Report each line of the data that contains the string "ColorMag".

(Data about app and page elements)
* * * * *

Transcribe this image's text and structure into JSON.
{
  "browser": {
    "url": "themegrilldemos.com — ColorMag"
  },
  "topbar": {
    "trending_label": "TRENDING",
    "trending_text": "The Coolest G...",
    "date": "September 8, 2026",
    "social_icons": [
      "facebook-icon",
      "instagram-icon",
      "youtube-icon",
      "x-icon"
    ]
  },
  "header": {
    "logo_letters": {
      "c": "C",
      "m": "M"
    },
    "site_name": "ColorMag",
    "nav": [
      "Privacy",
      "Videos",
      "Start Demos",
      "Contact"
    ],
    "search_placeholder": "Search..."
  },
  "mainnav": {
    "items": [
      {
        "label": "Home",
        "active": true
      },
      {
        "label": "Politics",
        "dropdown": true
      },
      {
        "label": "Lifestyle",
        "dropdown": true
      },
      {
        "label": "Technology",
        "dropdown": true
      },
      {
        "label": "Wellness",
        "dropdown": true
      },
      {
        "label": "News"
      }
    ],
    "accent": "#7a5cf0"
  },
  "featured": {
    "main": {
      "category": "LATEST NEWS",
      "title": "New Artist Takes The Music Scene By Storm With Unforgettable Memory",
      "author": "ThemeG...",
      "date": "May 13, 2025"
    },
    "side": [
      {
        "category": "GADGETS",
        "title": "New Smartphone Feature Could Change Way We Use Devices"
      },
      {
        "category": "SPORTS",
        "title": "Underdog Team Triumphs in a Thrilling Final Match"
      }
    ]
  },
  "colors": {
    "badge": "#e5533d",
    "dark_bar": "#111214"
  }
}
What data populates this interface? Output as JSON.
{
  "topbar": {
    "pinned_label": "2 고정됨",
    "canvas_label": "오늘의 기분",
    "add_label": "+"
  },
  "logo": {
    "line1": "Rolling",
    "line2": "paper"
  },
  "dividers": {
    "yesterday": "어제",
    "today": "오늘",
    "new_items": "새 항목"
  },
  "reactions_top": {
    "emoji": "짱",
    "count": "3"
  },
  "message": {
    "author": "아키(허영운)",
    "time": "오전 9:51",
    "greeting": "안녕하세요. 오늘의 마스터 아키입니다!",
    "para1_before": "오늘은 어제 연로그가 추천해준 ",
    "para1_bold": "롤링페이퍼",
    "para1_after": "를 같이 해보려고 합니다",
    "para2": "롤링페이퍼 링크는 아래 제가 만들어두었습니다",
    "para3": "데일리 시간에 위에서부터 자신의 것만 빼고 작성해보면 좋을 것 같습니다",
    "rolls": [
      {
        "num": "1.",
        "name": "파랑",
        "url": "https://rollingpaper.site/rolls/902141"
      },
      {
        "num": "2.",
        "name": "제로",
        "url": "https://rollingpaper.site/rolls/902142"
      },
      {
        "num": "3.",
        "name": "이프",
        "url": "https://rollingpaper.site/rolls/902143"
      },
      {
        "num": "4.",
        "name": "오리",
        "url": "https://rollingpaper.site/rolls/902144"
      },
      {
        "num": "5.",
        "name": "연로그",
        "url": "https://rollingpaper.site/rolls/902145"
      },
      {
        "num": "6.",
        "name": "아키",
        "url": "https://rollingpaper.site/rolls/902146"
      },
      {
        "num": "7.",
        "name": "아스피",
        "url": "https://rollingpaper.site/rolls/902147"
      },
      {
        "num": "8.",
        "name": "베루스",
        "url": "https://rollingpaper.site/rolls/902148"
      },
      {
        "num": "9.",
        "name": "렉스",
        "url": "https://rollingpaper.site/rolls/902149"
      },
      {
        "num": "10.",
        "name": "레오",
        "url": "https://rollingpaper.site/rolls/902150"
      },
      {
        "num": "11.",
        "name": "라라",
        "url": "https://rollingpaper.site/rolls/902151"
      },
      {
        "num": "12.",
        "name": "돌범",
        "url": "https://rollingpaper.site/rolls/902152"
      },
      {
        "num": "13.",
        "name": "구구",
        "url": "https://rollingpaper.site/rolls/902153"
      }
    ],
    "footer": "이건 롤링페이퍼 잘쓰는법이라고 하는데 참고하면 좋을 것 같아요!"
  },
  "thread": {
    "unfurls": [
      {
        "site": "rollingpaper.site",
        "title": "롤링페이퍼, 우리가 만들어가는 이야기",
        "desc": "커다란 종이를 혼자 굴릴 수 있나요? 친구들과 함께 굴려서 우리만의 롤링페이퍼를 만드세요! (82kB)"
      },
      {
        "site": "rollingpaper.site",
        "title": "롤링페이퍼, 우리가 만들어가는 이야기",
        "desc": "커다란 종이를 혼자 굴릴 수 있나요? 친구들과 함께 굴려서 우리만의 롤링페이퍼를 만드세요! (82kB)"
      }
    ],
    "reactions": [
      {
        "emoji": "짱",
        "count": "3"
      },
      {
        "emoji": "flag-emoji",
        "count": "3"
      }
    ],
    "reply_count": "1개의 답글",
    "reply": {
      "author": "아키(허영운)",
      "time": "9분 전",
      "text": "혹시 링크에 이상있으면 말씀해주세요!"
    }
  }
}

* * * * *

Task solution:
    "url": "themegrilldemos.com — ColorMag"
    "site_name": "ColorMag",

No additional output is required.